We’ve all heard the fiction-writing advice: “Write what you know.” In the world of nonfiction, this same advice is repackaged as “Create a writing niche.” It’s solid advice, yet, writing exclusively in your niche has drawbacks. Here are four ways yours may be keeping you from moving forward.
1. It encourages you to stagnate. Think swampy pool of algae-covered water. It doesn’t move, it doesn’t change, it doesn’t go anywhere new. Where will this show up the most? In your portfolio of clips. Yes, you’ll demonstrate expertise on your subject, but you run the risk of looking like a one-trick pony. Branching out and diversifying never hurt anyone.
2. It’s too easy. For some reason, human beings crave a satisfying challenge. It’s one reason tic-tac-toe loses it’s appeal after so many plays. You know all the moves, no surprises wait on the horizon, and the thrill, as they say, is gone. Without a challenge to spur us forward, we run the risk of writing dull material.
3. It can lead to boredom and burnout. I don’t care how much you love your topic, or how passionate about it you are. At some point in time, you are going to sit down at your computer, stare at the screen, and update your facebook status message every thirty seconds to avoid writing about it.
4. You’ll hit market saturation. Being able to write 1,000 different slants on the same topic is a fine feat. But when it comes time to find a home for each and every one of them, you’ll likely run out of markets before you run out of angles.
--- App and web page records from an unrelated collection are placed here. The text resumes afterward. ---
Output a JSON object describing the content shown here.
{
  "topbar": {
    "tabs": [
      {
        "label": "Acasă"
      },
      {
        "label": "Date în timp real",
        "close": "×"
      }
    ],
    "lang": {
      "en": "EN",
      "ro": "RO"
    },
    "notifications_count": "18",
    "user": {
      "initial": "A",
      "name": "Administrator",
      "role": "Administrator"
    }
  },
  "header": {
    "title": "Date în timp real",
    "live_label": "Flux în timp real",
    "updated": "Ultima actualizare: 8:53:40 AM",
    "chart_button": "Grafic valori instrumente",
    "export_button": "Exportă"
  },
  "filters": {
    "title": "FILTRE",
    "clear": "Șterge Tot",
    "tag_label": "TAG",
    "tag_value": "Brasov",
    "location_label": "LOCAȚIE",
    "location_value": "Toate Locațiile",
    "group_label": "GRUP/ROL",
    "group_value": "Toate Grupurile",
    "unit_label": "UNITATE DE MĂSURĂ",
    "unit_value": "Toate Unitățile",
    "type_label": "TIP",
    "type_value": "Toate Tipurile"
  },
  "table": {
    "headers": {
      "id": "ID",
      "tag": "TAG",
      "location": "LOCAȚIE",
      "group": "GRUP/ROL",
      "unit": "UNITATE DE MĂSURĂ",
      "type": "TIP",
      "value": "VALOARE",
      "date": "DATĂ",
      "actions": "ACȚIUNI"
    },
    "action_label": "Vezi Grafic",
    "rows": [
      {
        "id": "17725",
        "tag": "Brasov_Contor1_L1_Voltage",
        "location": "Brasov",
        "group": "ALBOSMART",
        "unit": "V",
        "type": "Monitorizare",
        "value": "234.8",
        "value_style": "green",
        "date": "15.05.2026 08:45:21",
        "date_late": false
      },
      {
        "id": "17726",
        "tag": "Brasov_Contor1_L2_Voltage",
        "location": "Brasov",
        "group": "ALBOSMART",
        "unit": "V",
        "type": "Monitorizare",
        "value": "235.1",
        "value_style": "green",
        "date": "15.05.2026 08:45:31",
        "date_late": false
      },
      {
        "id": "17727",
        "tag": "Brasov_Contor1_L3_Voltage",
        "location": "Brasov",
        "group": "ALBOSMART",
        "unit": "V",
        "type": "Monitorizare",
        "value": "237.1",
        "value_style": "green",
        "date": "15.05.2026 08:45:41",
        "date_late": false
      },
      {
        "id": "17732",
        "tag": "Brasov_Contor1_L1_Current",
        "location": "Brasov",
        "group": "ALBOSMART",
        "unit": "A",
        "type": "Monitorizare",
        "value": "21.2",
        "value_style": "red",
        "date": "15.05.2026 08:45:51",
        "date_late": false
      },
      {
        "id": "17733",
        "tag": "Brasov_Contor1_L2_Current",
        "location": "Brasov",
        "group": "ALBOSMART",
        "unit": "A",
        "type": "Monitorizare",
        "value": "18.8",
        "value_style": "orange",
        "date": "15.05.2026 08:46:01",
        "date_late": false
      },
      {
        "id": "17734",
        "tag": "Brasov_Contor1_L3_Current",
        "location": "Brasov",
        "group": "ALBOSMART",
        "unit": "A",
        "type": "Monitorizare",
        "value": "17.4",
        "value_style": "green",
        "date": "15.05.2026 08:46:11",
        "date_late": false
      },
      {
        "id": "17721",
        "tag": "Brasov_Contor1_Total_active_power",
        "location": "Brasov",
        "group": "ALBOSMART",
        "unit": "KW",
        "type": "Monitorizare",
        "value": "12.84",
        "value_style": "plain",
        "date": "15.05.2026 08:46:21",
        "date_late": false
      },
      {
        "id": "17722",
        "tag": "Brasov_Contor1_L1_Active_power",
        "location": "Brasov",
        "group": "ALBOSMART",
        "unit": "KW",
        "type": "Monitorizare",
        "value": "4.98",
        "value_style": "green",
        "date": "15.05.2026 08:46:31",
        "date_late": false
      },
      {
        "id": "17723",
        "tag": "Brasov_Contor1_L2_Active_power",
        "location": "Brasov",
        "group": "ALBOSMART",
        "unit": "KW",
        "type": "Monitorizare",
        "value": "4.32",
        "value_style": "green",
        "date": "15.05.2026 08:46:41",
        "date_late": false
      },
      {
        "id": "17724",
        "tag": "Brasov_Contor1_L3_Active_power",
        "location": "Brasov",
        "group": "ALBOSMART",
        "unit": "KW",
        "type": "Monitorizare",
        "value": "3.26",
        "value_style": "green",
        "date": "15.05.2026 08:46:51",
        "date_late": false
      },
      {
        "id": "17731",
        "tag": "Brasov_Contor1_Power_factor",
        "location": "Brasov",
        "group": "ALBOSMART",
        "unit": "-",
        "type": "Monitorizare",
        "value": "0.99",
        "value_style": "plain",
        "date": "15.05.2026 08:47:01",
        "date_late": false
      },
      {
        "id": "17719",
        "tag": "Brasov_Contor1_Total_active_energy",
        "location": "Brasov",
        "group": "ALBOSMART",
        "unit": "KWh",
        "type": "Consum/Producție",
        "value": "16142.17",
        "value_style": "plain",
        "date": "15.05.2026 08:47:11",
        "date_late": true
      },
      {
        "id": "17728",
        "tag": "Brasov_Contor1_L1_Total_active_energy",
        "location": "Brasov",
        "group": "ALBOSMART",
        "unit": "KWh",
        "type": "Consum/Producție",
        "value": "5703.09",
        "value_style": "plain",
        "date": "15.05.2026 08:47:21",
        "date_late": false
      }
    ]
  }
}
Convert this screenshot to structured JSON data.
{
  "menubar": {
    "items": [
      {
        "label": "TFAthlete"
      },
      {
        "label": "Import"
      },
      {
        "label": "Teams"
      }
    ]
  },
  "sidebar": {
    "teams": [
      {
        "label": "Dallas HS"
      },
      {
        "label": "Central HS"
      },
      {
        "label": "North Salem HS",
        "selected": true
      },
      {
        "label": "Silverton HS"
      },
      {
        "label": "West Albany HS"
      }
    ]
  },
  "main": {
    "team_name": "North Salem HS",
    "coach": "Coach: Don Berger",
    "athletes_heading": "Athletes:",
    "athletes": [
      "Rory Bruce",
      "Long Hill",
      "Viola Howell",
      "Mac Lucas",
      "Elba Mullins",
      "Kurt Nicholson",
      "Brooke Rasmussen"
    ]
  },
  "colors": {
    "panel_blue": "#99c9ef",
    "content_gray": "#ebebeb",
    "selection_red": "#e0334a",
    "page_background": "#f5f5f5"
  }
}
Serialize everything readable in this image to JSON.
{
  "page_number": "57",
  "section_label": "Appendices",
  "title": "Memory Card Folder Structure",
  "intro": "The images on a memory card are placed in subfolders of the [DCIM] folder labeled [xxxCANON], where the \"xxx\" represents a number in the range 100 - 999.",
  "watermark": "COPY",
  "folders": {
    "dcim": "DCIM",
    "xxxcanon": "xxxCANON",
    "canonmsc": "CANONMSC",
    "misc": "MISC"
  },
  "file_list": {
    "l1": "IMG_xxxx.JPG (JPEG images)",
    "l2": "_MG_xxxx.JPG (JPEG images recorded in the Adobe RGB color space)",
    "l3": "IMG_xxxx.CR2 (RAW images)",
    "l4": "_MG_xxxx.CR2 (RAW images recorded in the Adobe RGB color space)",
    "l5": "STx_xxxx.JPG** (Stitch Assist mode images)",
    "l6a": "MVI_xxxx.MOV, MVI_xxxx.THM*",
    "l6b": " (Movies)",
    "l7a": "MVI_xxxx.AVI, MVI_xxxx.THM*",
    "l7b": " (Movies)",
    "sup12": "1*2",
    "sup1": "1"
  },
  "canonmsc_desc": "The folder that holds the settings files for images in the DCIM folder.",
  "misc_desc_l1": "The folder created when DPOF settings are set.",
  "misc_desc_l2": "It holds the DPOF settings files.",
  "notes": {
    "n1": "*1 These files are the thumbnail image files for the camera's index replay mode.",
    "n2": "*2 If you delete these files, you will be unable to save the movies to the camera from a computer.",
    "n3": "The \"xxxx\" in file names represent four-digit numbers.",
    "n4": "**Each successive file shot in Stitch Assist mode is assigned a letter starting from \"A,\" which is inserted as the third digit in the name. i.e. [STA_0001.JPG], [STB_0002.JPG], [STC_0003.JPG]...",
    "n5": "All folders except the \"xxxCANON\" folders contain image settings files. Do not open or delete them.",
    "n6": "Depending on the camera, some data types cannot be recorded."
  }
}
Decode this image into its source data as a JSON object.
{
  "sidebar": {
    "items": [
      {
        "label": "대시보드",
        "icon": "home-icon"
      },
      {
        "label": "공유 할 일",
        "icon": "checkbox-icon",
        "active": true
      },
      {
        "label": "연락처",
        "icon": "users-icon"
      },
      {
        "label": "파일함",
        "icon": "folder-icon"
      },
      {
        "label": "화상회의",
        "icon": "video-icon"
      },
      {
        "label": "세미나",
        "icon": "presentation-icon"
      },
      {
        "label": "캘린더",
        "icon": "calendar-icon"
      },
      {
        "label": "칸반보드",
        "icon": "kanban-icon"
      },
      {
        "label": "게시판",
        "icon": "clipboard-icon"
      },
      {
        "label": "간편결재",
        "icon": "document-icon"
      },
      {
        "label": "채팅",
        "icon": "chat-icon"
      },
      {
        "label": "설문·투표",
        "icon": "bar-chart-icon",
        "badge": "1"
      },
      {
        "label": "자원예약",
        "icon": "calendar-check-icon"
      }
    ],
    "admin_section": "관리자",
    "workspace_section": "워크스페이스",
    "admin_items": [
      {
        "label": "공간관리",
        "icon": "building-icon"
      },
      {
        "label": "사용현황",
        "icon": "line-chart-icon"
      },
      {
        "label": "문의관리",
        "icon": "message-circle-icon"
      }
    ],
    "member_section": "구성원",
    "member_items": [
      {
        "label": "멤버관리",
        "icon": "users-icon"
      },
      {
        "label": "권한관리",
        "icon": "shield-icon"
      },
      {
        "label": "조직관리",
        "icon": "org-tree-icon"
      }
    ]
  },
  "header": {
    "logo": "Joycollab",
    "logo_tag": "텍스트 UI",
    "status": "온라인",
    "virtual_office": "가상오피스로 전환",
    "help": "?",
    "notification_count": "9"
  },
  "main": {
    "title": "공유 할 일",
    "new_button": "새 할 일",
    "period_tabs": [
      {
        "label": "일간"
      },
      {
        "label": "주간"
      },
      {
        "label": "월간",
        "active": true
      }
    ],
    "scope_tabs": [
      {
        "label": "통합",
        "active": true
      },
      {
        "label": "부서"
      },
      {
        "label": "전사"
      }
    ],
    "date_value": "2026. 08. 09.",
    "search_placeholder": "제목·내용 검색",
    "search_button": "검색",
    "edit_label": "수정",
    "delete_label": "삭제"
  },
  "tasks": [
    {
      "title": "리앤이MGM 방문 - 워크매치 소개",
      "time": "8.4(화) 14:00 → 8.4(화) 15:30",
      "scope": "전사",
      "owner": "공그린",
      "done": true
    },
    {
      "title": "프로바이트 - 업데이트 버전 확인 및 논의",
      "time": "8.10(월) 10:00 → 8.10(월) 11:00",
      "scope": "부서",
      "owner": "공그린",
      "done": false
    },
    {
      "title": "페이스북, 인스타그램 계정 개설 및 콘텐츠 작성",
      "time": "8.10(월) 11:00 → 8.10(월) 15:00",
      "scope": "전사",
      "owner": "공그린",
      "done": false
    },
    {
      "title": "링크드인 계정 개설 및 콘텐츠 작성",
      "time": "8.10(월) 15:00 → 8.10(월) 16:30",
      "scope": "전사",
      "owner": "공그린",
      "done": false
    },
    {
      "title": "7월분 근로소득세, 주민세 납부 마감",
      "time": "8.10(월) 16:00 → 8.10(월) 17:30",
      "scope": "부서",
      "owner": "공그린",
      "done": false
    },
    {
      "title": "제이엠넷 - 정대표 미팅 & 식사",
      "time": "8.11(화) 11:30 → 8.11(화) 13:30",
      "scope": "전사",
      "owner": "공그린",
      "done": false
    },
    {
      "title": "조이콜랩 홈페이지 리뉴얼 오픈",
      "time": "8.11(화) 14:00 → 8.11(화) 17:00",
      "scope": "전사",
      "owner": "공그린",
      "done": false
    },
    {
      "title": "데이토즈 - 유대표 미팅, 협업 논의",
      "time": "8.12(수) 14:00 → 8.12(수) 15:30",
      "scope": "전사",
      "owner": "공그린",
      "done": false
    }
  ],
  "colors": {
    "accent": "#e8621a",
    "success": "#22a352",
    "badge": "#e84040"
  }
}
I’m not saying you shouldn’t write within a niche, but lift your head and look around occasionally. Write about things that inspire you, things you want to learn more about, and things you want to understand. Push your boundaries and explore.